Alternately let there REALLY be peace (no unilateral action on either side) and the UN can step in to regulate - perhaps with a shared buffer zone north and south of the border. How's that?

Keep away is what I say...

Anonymous said...

zardoz says :

hiya guys ,,just back from holidays in crete,
Just catching up with your writings.

"MEL good luck with your thesis ".


and ill have to strongly support THANOS perpective as far , as the what and how ,,,,of greeks in peacekeeping missions,,it sticks

what doesnt stick is the ramblings of the people ready to include everyone in a new bloodbath,,,
including greeks .....SLY people
but whoever started this dam thing can clean up after his own mess.....



= z a r d o z =

melusina said...

Well, first, as everyone who has replied here except Jack H. has surmised, this post was not about right action in regards to Israel or Hezbollah, but about my concerns regarding peacekeeping forces in a region that is obviously still in great turmoil. I simply stated a fact, that Israel had violated the ceasefire. Obviously, if Hezbollah is rearming, they are also violating the ceasefire, because that was, I believe, also one of the conditions of the ceasefire - in fact, I think one of the conditions was that Lebanon force Hezbollah to dearm, or unarm, or whatever you'd call it. I have made a few posts on this matter, if you'd look back, you'd see my point that I am not on either side, but that the world *perception* is that Israel is coming off as the "bad guys" in this situation because of the way things are going. I don't think I've ever said that Hezbollah is right or that I take their side, because I don't.

My biggest issue in this war is the people - the people of both Israel and Lebanon, who don't want the war and are getting caught in the middle of all the politics. Sure, I don't have an easy solution for the problem, and I doubt there is one. I don't like that Lebanon has been destroyed because their government allows Hezbollah refuge. I don't like that Israelis have been injured because of the irrationality of Palestinian terrorists. And I am obviously uncertain about the viability of UN interference in the matter.

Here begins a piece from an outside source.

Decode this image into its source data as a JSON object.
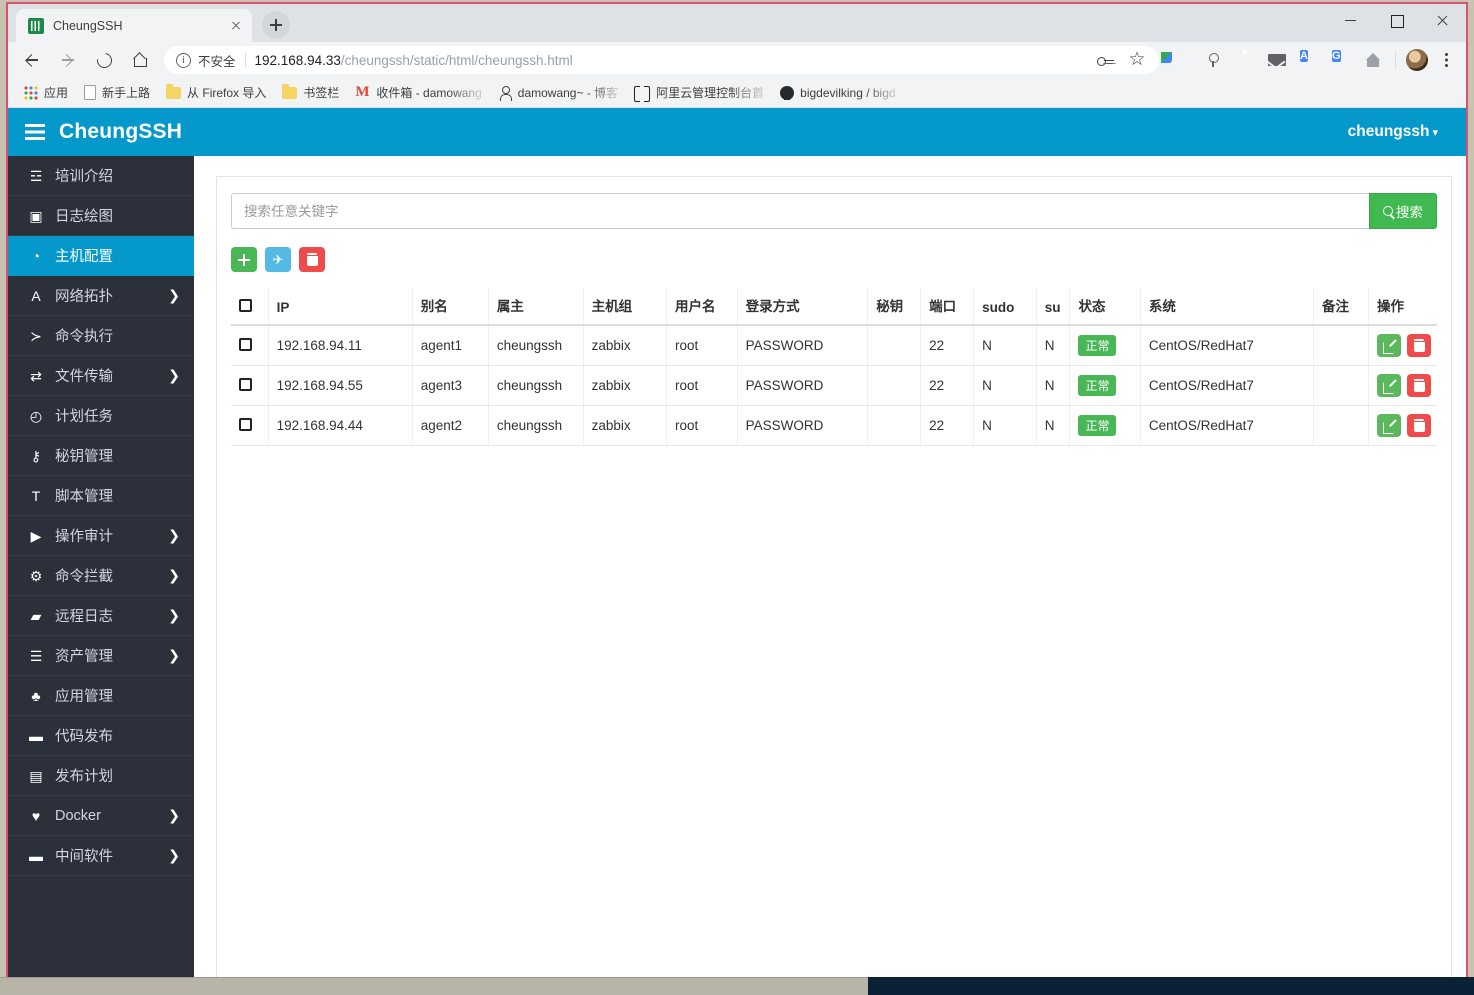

I'm not sure there is an easy fix to this problem, and the involvement of the West could catapult the war into an international imbroglio.

Lebanon needs to step up - right now as the ceasefire agreement stands, it is THEIR responsibility to make sure Hezbollah is unarmed and doesn't attack. But Israel has to keep their side of the deal as well. Otherwise, what is the point of UN involvement?

FreeCyprus said...

That's it...Lebanon itself should step up, take responsibility, and maintain peace.

But the Lebanese army has come out and said "we will not disarm Hizbullah" and since about 50% (what are the latest numbers?) of the Lebanese army have said they support Hizbullah (some say ARE Hizbullah?)...this statement was to be expected